LISTED RECORDS:
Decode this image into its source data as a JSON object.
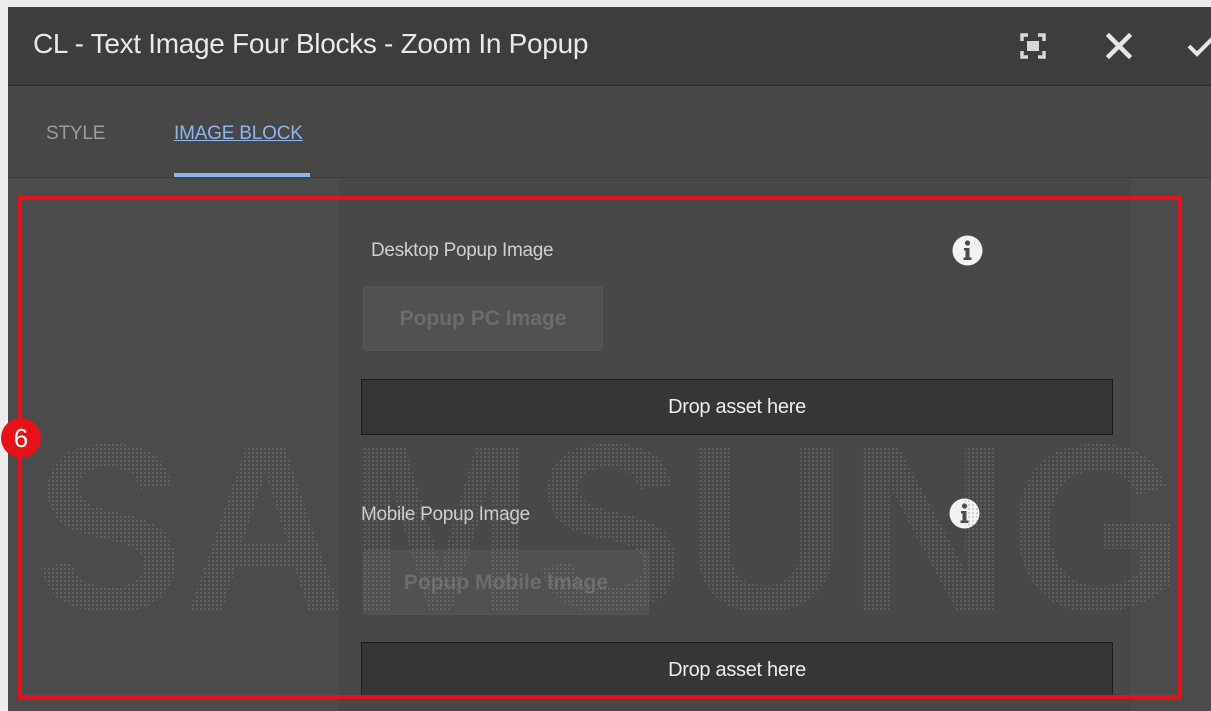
{
  "dialog": {
    "title": "CL - Text Image Four Blocks - Zoom In Popup",
    "actions": {
      "fullscreen_icon": "fullscreen-icon",
      "close_icon": "close-icon",
      "done_icon": "checkmark-icon"
    }
  },
  "tabs": [
    {
      "label": "STYLE",
      "selected": false
    },
    {
      "label": "IMAGE BLOCK",
      "selected": true
    }
  ],
  "fields": {
    "desktop": {
      "label": "Desktop Popup Image",
      "pick_button": "Popup PC Image",
      "drop_text": "Drop asset here",
      "info_icon": "info-icon"
    },
    "mobile": {
      "label": "Mobile Popup Image",
      "pick_button": "Popup Mobile Image",
      "drop_text": "Drop asset here",
      "info_icon": "info-icon"
    }
  },
  "annotation": {
    "number": "6",
    "color": "#e5121a"
  },
  "watermark": {
    "text": "SAMSUNG"
  },
  "colors": {
    "tab_active": "#8fb4e8",
    "background": "#4b4b4b",
    "title_bar": "#3d3d3d"
  }
}
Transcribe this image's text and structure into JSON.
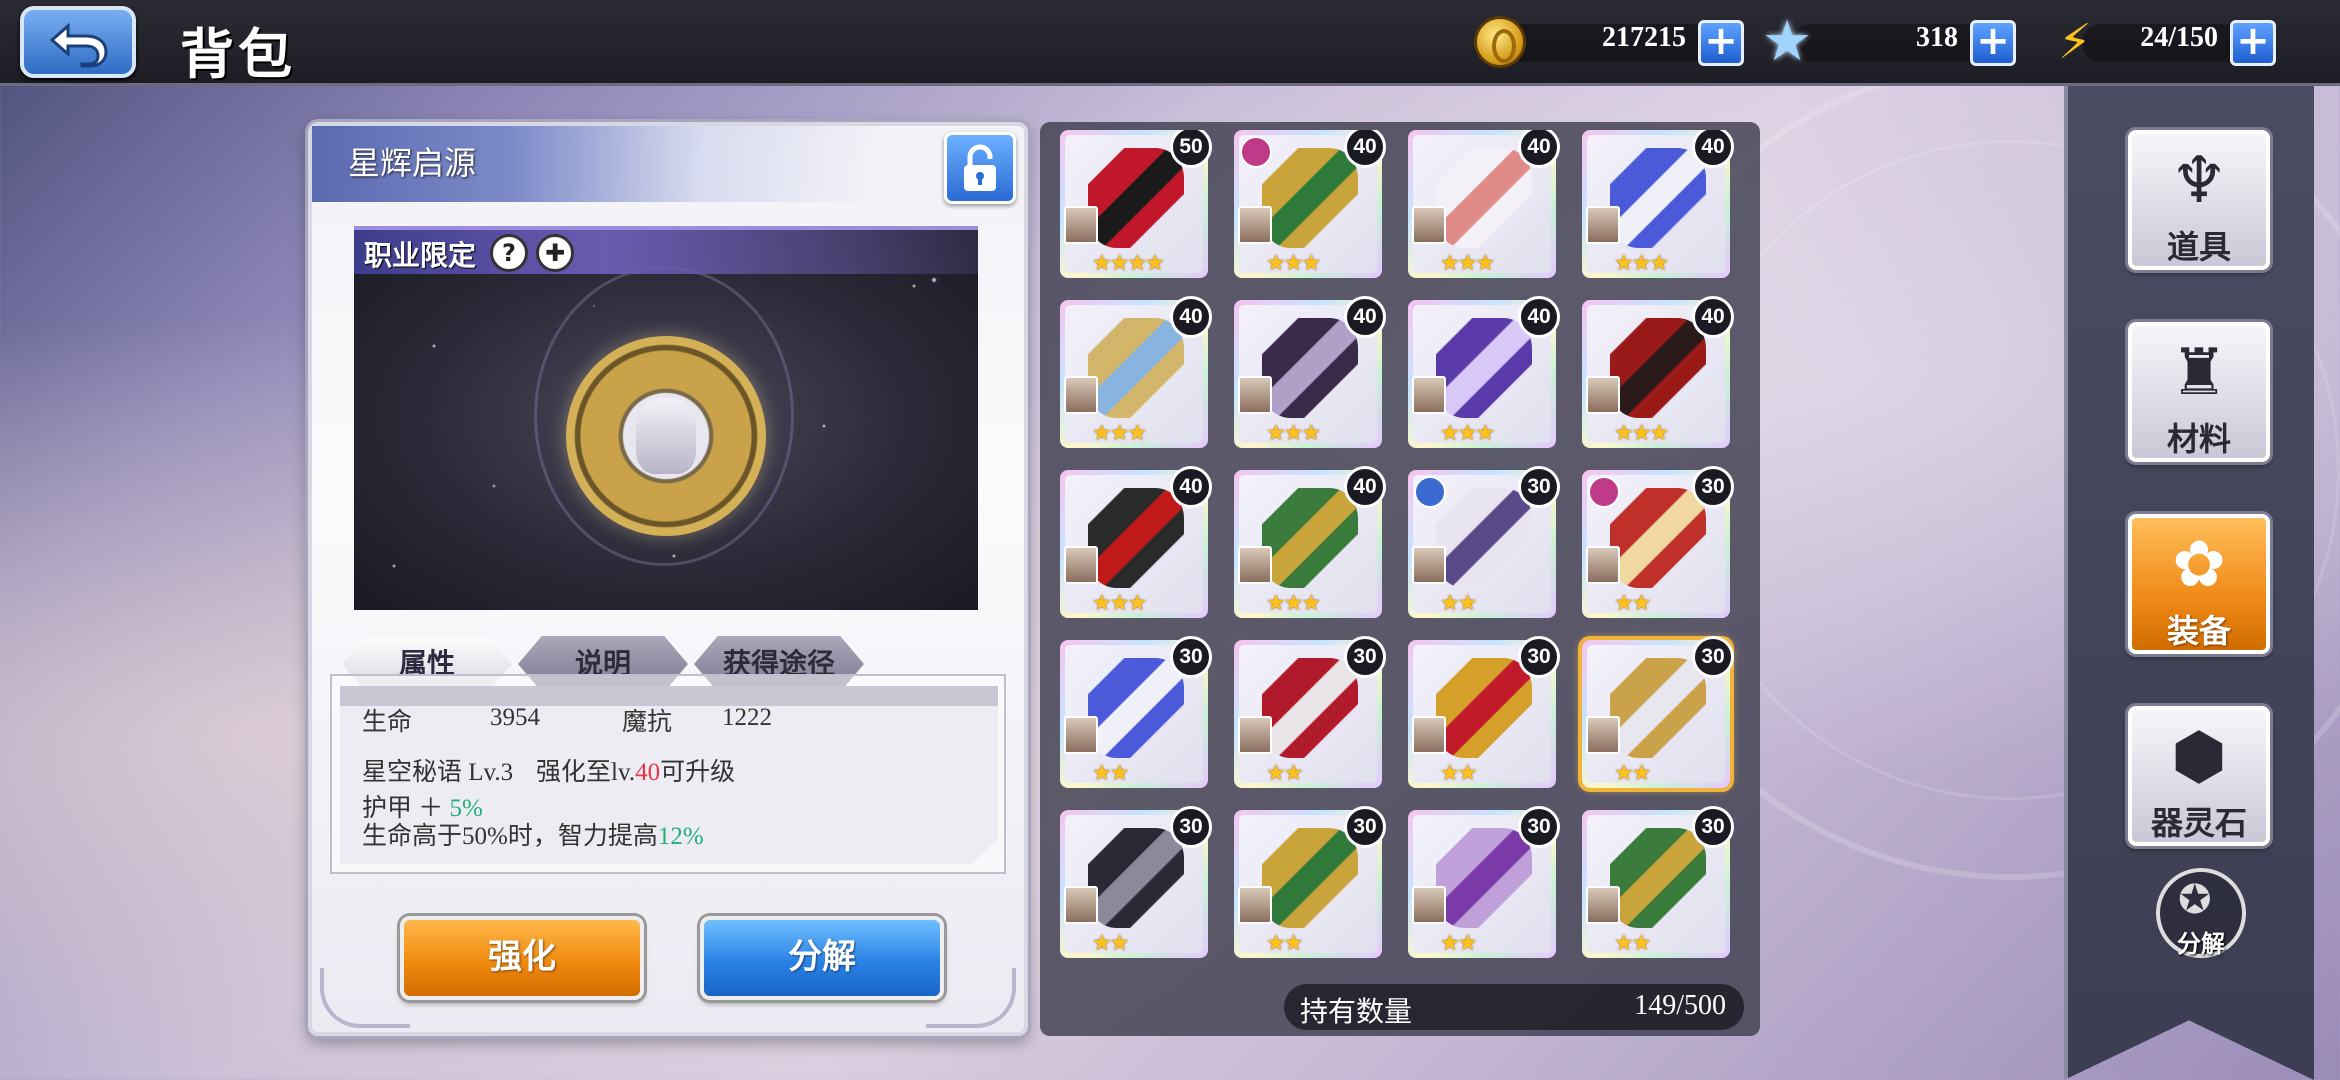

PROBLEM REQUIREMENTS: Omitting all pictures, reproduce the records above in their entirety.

RESPONSE:
Decode this image into its source data as a JSON object.
{
  "dialog": {
    "title": "CL - Text Image Four Blocks - Zoom In Popup",
    "actions": {
      "fullscreen_icon": "fullscreen-icon",
      "close_icon": "close-icon",
      "done_icon": "checkmark-icon"
    }
  },
  "tabs": [
    {
      "label": "STYLE",
      "selected": false
    },
    {
      "label": "IMAGE BLOCK",
      "selected": true
    }
  ],
  "fields": {
    "desktop": {
      "label": "Desktop Popup Image",
      "pick_button": "Popup PC Image",
      "drop_text": "Drop asset here",
      "info_icon": "info-icon"
    },
    "mobile": {
      "label": "Mobile Popup Image",
      "pick_button": "Popup Mobile Image",
      "drop_text": "Drop asset here",
      "info_icon": "info-icon"
    }
  },
  "annotation": {
    "number": "6",
    "color": "#e5121a"
  },
  "watermark": {
    "text": "SAMSUNG"
  },
  "colors": {
    "tab_active": "#8fb4e8",
    "background": "#4b4b4b",
    "title_bar": "#3d3d3d"
  }
}
Transcribe this image's text and structure into JSON.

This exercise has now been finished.